What the exercise asks:
Copy, from the data below, every line that has "孙涛这人是谁啊" in it.

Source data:
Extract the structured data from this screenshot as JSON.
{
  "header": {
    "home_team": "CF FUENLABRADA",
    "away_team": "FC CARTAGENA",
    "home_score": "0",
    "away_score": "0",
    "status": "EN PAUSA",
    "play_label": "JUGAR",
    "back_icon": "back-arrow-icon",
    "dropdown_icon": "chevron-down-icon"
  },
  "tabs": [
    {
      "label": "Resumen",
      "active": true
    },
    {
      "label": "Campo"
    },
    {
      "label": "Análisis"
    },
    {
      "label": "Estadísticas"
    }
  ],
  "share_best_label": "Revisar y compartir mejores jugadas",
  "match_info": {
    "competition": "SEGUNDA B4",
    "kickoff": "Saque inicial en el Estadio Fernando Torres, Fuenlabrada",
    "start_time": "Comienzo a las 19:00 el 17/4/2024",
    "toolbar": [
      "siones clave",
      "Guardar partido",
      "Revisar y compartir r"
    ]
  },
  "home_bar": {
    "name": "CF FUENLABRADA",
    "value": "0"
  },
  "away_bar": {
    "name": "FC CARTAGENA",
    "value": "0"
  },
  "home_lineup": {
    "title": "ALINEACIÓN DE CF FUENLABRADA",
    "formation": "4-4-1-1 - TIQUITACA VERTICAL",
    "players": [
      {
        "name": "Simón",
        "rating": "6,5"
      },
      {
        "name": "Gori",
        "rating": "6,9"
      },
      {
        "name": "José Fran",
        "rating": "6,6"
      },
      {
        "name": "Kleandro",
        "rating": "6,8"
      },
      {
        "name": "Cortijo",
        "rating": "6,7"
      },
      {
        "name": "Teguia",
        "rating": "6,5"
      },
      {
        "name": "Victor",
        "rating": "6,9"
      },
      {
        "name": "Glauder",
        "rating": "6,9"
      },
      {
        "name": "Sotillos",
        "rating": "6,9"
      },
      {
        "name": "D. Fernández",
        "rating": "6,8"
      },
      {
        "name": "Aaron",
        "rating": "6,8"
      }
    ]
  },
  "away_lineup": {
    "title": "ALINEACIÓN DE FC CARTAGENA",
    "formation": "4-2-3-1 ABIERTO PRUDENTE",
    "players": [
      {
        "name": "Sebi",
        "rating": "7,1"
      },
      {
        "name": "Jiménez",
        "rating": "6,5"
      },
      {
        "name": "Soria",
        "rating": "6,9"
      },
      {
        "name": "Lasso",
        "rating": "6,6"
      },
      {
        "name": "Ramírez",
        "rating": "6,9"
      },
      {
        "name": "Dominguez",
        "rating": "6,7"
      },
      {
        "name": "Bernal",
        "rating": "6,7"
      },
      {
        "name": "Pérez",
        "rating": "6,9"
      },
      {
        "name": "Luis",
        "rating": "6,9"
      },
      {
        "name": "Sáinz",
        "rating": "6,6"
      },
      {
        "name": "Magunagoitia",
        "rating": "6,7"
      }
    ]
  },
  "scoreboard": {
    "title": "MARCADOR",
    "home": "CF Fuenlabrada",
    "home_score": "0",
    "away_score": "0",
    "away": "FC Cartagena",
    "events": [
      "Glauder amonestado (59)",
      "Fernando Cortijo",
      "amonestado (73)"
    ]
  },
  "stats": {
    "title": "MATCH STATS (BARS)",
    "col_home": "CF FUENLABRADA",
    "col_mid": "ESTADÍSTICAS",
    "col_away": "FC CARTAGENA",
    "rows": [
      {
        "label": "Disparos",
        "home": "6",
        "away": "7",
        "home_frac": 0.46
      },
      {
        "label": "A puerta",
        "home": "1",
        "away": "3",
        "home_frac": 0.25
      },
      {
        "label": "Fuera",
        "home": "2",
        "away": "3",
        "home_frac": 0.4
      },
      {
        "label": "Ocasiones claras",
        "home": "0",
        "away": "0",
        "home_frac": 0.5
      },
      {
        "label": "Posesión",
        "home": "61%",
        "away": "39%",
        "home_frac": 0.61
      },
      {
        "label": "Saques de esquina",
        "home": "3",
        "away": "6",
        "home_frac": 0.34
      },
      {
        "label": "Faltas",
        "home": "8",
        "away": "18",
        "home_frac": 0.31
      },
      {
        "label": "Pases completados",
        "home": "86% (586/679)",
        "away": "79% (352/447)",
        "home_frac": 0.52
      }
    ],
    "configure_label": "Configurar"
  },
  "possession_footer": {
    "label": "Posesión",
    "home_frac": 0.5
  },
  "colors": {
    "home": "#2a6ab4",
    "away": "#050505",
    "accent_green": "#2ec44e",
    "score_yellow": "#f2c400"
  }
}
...
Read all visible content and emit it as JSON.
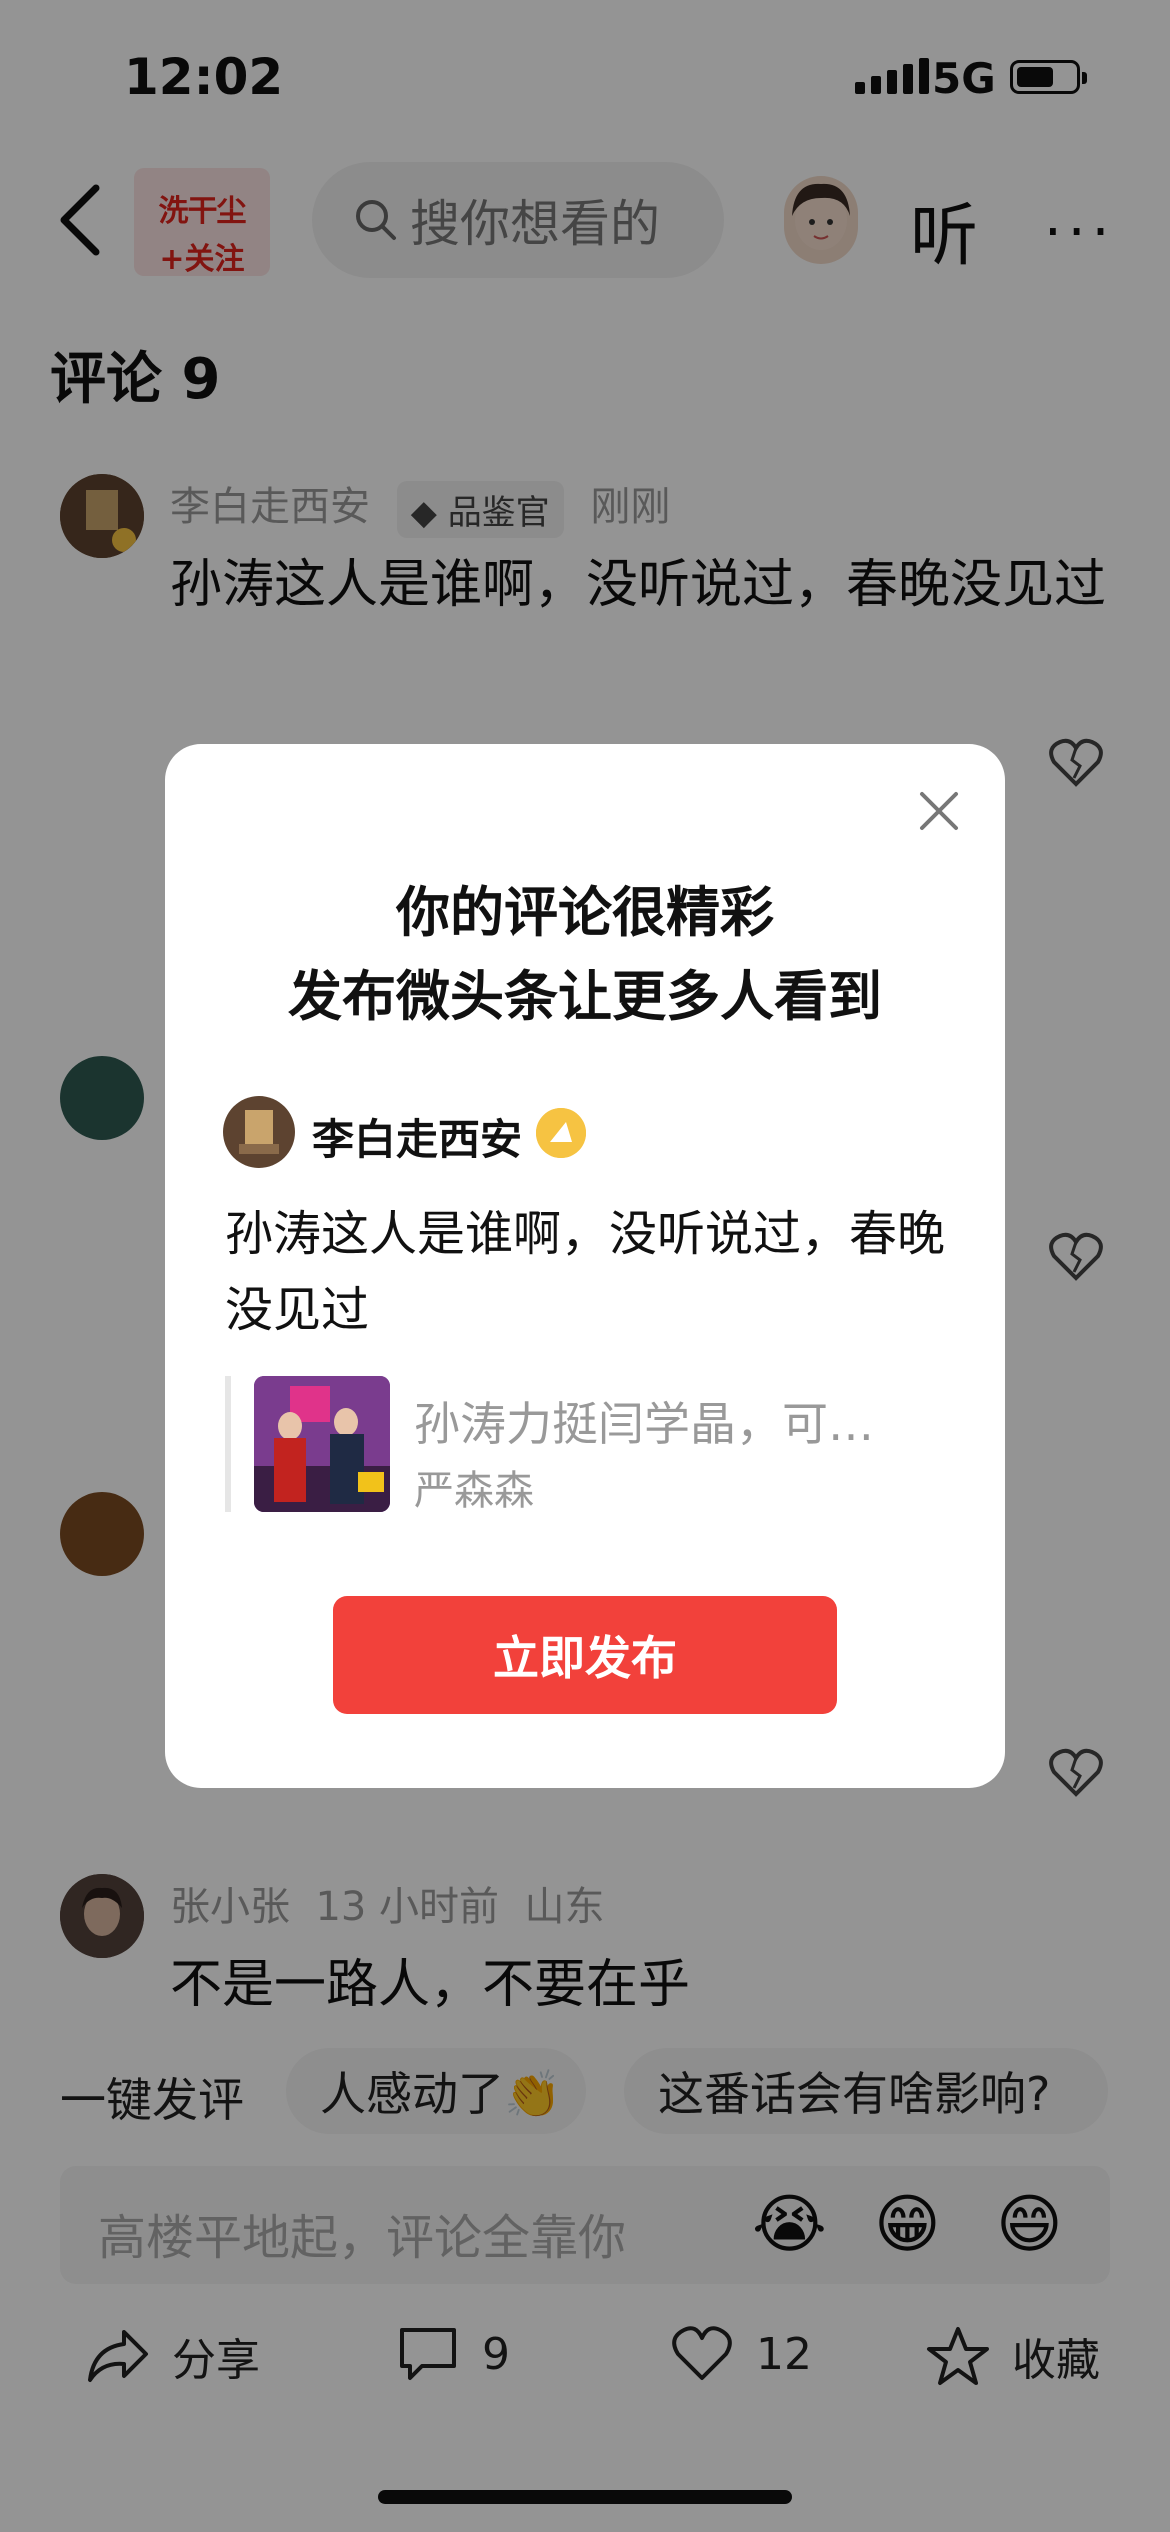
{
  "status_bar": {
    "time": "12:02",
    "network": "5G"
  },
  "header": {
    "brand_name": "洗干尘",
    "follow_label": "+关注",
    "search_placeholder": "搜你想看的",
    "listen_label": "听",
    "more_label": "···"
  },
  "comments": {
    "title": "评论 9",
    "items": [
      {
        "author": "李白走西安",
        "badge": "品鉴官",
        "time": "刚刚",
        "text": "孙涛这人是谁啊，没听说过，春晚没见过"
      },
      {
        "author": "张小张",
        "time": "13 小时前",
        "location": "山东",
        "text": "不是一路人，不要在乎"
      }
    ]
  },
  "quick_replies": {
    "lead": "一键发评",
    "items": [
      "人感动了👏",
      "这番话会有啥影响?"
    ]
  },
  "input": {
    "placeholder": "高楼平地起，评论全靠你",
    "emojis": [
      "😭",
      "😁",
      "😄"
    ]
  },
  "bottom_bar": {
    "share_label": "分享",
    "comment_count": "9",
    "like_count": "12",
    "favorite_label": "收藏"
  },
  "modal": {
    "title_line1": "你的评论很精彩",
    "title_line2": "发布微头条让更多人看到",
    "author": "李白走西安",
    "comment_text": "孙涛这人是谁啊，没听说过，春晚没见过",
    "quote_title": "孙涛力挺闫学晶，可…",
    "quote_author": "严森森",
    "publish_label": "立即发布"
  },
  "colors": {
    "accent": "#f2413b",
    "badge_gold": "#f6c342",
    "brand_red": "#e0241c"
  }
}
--
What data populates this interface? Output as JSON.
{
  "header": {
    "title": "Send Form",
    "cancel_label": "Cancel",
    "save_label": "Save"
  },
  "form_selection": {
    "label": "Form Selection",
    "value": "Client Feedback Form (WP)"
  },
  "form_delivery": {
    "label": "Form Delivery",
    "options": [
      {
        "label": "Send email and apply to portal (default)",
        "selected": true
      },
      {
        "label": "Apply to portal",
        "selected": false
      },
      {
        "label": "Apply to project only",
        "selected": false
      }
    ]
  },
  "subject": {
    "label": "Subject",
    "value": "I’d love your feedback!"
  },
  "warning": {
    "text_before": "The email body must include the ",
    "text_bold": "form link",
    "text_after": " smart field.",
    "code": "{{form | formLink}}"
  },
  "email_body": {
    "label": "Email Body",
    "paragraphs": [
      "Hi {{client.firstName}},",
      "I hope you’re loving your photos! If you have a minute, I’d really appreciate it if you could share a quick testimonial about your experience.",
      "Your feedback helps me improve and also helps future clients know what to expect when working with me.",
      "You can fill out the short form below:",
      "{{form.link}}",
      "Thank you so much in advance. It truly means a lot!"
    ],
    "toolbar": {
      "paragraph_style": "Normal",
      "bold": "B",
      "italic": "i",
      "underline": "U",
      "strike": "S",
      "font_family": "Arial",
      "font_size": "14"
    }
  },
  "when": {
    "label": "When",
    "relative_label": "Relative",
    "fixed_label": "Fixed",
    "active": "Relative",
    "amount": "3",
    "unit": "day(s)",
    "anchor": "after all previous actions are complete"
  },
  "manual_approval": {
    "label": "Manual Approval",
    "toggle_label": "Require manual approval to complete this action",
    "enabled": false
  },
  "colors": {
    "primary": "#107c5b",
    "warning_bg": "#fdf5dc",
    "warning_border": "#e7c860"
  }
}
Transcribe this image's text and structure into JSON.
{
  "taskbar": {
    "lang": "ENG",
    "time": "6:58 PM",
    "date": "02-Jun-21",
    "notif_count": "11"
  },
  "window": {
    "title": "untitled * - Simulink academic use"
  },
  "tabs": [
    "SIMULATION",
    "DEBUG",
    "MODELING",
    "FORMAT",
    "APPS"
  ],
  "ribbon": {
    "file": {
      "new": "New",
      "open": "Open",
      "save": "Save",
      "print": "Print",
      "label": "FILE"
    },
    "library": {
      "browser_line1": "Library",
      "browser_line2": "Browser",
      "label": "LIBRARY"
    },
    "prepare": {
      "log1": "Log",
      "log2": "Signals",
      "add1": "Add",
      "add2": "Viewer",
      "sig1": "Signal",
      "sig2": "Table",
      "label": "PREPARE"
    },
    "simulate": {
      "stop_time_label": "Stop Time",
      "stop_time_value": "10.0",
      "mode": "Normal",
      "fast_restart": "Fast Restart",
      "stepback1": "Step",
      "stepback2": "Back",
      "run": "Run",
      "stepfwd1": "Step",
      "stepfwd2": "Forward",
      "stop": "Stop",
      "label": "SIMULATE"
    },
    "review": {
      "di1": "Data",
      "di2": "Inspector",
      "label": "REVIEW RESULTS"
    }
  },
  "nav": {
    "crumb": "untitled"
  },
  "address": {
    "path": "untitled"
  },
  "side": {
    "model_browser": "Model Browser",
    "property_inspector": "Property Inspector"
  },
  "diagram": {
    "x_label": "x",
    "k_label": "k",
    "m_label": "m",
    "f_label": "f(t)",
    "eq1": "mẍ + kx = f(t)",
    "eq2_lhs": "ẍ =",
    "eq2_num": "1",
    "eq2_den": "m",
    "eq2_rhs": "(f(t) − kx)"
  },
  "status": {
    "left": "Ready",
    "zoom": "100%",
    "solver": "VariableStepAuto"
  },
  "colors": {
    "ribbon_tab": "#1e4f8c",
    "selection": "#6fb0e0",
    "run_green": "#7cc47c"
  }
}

Solution to this task:
        "text": "孙涛这人是谁啊，没听说过，春晚没见过"
    "comment_text": "孙涛这人是谁啊，没听说过，春晚没见过",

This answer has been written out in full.